*What you should do*. Print the line containing "Transcribe this image's" and each line after it to the end of the material below. Print nothing else.

*Entries supplied*.
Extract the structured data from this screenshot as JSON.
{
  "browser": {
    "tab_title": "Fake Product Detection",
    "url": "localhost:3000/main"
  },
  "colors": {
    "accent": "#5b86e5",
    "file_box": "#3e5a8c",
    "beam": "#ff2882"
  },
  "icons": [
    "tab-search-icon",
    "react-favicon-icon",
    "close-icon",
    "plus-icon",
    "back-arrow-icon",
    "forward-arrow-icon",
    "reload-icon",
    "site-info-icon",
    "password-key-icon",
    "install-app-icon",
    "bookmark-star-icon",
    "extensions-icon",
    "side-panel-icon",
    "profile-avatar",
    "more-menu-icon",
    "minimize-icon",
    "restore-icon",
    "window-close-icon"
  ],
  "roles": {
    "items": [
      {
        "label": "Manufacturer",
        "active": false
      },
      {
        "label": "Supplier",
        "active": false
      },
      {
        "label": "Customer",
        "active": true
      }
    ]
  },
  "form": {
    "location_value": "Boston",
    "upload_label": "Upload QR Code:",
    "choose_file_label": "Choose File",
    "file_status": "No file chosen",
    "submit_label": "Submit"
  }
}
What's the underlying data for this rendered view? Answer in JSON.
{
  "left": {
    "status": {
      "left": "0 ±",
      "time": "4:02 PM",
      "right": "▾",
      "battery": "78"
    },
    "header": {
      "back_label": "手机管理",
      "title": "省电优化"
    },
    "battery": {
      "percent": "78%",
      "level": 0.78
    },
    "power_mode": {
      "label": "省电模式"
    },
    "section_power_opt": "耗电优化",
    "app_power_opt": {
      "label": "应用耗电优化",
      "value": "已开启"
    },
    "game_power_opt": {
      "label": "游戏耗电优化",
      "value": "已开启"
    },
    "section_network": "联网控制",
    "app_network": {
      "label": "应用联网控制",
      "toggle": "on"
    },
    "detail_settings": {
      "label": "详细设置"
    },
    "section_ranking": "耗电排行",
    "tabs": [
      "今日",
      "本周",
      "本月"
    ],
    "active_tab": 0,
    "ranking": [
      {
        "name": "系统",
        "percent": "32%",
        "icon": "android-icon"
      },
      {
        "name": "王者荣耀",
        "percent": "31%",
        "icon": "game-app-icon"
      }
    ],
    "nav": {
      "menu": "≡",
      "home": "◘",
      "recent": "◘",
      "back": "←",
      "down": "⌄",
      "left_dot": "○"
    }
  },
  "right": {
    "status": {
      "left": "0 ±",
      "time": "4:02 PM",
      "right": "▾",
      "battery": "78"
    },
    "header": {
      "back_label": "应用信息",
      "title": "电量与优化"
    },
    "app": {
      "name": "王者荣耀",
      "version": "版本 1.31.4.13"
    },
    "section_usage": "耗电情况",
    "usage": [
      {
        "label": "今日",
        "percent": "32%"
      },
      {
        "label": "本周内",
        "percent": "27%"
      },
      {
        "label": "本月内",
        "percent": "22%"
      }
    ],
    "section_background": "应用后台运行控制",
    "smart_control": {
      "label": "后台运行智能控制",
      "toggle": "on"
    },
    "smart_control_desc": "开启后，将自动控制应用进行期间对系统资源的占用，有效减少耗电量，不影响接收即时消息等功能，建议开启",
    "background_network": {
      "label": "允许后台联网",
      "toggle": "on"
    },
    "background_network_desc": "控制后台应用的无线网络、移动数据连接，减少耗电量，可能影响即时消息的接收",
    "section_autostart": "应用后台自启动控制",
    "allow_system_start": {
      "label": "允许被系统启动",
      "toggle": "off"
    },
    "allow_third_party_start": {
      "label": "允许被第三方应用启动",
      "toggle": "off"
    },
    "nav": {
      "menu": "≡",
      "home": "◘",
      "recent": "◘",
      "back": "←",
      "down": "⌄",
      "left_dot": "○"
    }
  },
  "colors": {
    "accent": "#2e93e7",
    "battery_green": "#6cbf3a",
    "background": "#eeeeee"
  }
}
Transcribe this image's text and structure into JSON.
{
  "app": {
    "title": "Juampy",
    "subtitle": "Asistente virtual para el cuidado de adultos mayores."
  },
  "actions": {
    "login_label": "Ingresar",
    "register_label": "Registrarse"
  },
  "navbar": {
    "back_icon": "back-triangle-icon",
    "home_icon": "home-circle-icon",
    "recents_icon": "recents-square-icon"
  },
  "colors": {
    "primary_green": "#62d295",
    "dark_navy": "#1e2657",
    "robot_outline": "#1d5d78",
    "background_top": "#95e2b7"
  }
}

*Exercise solution*.
Transcribe this image's text and structure into JSON.
{
  "app": {
    "title": "Juampy",
    "subtitle": "Asistente virtual para el cuidado de adultos mayores."
  },
  "actions": {
    "login_label": "Ingresar",
    "register_label": "Registrarse"
  },
  "navbar": {
    "back_icon": "back-triangle-icon",
    "home_icon": "home-circle-icon",
    "recents_icon": "recents-square-icon"
  },
  "colors": {
    "primary_green": "#62d295",
    "dark_navy": "#1e2657",
    "robot_outline": "#1d5d78",
    "background_top": "#95e2b7"
  }
}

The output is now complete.